It is imperative for the United States to “reconcile” with the Afghan Taliban so that the American military can withdraw its troops from Afghanistan in a “decent way” and leave behind an “acceptable” regime, China’s state-run Global Times argued in an editorial published Monday.
In the op-ed, Zhou Rong, a senior fellow at the Renmin University’s Chongyang Institute for Financial Studies in China, noted:
The US war in Afghanistan has become the longest-running in American history. More than 2,400 US service personnel and about $1 trillion has been lost. For Pakistan, those numbers are 7,000 and $330 billion. It is urgent Washington reconcile with the Afghan Taliban so that US forces can withdraw from Afghanistan in a decent way with a regime acceptable, if not necessarily favorable, to the US. Otherwise, the nearly 18 years of US military presence in Afghanistan would be in vain.
The help of Islamabad is essential for Washington to reach an accommodation with the Taliban.
China’s top ally Pakistan “remains the most influential foreign force on the Afghan Taliban,” the Global Times acknowledged, noting that the terrorist group has its headquarters in Quetta, the capital of Pakistan’s volatile Balochistan province.
The editorial comes amid intensified efforts by U.S. President Donald Trump’s administration to strike a peace deal with the Afghan Taliban.
Breitbart News recently reported the Trump administration has described victory in the 17-year-old war as reinstalling the same Afghan Taliban jihadist group American forces overthrew in late 2001.
The Trump administration has made “reconciliation” between the Afghan Taliban and Kabul the primary goal of its strategy to end the conflict.
In June, U.S. Secretary of State Mike Pompeo acknowledged that everything, including the presence of U.S.-NATO-led troops, is up for discussion in Afghanistan.
Marking a significant shift in American policy long sought by the Taliban, the Trump administration is engaging directly with the jihadi group to end the Afghanistan war.
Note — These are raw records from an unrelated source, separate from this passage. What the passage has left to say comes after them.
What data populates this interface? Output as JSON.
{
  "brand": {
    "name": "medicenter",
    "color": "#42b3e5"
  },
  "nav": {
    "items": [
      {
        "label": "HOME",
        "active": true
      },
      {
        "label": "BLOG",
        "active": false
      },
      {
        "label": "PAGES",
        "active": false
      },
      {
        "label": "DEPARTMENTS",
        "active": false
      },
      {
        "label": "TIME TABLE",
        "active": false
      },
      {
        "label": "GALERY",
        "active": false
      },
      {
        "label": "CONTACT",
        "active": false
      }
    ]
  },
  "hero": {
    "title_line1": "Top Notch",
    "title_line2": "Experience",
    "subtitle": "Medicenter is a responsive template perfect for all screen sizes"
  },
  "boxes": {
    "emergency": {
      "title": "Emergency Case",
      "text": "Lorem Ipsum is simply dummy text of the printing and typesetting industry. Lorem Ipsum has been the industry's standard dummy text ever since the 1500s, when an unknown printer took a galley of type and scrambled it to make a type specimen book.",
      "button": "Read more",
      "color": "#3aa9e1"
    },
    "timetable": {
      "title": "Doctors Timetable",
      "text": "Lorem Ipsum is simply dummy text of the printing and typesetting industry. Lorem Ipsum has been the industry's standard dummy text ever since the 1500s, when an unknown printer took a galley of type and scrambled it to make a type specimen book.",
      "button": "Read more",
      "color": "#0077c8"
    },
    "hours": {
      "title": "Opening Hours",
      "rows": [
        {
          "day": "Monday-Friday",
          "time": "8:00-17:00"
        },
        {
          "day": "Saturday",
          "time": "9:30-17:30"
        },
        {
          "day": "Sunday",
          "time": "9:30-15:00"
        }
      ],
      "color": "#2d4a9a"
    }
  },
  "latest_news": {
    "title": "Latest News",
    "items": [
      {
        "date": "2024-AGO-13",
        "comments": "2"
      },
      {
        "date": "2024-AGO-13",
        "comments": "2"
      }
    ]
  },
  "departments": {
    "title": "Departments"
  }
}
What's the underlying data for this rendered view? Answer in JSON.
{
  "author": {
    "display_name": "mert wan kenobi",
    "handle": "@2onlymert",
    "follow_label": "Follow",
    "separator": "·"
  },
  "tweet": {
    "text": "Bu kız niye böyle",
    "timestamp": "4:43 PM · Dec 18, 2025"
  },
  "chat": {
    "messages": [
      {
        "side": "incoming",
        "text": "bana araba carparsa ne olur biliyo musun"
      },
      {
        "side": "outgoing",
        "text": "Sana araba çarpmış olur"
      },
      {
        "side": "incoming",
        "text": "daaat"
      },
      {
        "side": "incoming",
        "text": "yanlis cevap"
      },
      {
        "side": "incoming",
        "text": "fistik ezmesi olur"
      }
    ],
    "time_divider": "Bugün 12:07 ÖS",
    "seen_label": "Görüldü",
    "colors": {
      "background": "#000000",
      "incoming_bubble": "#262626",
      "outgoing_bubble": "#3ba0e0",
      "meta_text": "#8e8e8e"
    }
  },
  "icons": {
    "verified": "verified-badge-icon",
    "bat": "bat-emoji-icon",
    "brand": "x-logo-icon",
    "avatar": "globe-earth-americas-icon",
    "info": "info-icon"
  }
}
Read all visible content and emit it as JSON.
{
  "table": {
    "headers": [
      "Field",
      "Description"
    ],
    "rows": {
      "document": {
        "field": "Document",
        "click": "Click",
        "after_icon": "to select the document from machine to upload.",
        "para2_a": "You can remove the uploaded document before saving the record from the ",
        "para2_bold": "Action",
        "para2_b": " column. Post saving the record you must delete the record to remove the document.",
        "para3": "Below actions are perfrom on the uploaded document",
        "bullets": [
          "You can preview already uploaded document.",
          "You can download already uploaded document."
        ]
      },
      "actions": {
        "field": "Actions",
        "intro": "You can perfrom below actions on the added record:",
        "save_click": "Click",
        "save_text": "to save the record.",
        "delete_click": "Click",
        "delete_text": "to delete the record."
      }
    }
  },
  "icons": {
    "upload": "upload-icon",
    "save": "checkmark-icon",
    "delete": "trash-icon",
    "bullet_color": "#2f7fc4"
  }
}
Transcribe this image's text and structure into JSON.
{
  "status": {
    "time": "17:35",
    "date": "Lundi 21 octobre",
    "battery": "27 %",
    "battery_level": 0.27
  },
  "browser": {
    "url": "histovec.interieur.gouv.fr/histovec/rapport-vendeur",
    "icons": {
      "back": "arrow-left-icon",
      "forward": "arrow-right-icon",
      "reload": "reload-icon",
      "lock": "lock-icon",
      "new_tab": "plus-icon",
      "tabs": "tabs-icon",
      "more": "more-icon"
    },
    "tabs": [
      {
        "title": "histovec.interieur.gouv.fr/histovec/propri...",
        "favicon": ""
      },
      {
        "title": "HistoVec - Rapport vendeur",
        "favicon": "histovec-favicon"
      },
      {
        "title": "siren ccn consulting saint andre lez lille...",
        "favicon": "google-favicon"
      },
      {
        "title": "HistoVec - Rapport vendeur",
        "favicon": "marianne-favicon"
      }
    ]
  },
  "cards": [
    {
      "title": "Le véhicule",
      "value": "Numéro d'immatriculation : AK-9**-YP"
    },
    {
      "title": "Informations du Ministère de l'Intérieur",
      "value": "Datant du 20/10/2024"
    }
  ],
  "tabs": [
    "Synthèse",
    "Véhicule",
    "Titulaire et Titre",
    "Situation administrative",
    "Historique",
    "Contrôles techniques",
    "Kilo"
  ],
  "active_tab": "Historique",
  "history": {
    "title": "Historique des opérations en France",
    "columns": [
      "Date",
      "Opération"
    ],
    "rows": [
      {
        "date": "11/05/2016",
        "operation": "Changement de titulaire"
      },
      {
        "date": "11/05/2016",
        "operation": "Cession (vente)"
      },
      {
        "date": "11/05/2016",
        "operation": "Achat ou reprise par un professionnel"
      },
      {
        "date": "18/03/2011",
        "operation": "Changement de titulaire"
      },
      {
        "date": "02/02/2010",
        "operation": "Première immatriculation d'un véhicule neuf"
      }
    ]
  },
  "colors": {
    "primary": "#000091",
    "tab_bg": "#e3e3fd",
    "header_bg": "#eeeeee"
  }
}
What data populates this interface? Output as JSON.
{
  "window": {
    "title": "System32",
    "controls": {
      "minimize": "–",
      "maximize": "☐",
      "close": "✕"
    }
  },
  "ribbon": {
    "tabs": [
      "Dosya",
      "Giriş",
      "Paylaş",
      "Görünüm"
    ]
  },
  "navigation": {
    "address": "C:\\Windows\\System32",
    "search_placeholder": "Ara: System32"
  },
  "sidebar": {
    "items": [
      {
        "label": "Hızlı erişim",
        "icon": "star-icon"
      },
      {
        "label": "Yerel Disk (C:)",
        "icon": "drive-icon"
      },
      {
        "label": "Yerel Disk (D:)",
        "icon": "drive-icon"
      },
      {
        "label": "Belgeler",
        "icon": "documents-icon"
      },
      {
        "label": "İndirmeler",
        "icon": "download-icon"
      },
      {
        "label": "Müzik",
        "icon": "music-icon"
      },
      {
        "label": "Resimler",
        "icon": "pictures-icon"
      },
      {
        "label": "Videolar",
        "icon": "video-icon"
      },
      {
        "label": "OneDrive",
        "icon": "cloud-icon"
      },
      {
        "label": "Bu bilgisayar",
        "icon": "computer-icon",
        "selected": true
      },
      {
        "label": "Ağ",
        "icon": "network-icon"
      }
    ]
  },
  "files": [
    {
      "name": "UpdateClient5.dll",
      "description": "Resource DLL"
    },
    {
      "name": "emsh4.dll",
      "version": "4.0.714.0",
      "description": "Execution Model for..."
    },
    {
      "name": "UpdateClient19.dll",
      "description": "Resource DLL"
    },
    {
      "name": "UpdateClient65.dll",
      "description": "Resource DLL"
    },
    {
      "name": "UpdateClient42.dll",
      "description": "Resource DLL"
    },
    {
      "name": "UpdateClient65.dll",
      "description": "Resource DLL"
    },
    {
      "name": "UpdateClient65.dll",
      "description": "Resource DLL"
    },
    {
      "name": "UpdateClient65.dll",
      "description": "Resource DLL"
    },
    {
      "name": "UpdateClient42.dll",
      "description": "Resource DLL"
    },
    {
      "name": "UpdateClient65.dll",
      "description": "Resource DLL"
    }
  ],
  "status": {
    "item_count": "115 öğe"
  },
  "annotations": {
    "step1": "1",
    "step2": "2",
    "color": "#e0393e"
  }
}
“Both the Defense Department and State Department are acting as if withdrawal is on the table, sooner or later,” Thomas Joscelyn from the FDD think-tank recently told NBC News.
According to the latest Global Terrorism Index by the Institute for Economics and Peace think-tank, Afghanistan was the deadliest country for jihad last year, mainly due to the Taliban.
Early this month, President Trump sent a letter to the Pakistani prime minister urging Islamabad to assist the United States “in achieving a negotiated settlement of the Afghan war,” Pakistan’s foreign ministry revealed.
Pakistan welcomed the request, assuring “the US side of Pakistan’s steadfast support for a negotiated settlement in war-torn Afghanistan,” Mohammad Faisal, a spokesperson for Pakistan’s foreign office, wrote on Twitter last Tuesday.
Pentagon officials have long accused Islamabad of willingly serving as a sanctuary for terrorist groups carrying out attacks in Afghanistan from Pakistani soil, namely the Afghan Taliban and its Haqqani Network allies.
Islamabad has repeatedly denied the claims. Nevertheless, the Trump administration has suspended hundreds of millions in aid to Pakistan over Islamabad’s reluctance to take decisive action against the Afghan Taliban and its allies.
As early as last week, U.S. officials said that Pakistan has failed to change its behavior when it comes to lending support to terrorist groups intent on killing and maiming American troops and their allies in Afghanistan.
Marine Corps Lt. Gen. Kenneth McKenzie Jr., the new top commander of U.S. troops in the Middle East and Afghanistan, told lawmakers during his confirmation hearing last Tuesday that violent extremist organizations (VEOs) continue to operate freely on Pakistani soil, adding:
Taking concrete steps that deny VEO safe havens in Pakistan, as well as VEO freedom of movement from Pakistan to Afghanistan, remains an important ask that Pakistan needs to fulfill. Pakistan must leverage their influence over the Taliban leadership to help compel them to come to the table for reconciliation negotiations.
The top U.S. general conceded that Pakistan is in a position to play a significant role in facilitating negotiations between the Taliban and Kabul, telling lawmakers: “I would welcome that development. At this time, however, Pakistan does not appear to be using the full extent of its influence to encourage the Taliban to come to the table. We continue to see the Taliban being utilized as a hedge against India rather than as part of a stable, reconciled Afghanistan.”
The United States needs Pakistan to end the war in Afghanistan, Global Times stressed.
Although the Taliban has long maintained that U.S.-NATO forces must completely pull out from Afghanistan before they agree to negotiate an end to the war, retired U.S. Army Col. Chris Kolenda argued in August that the terrorist group may be willing to allow a residual American military presence in the country.
Gen. McKenzie believes the Afghanistan war is still at a stalemate and warned against an abrupt withdrawal of American forces or change in strategy. China has participated in failed efforts to bring the Taliban to the negotiation table.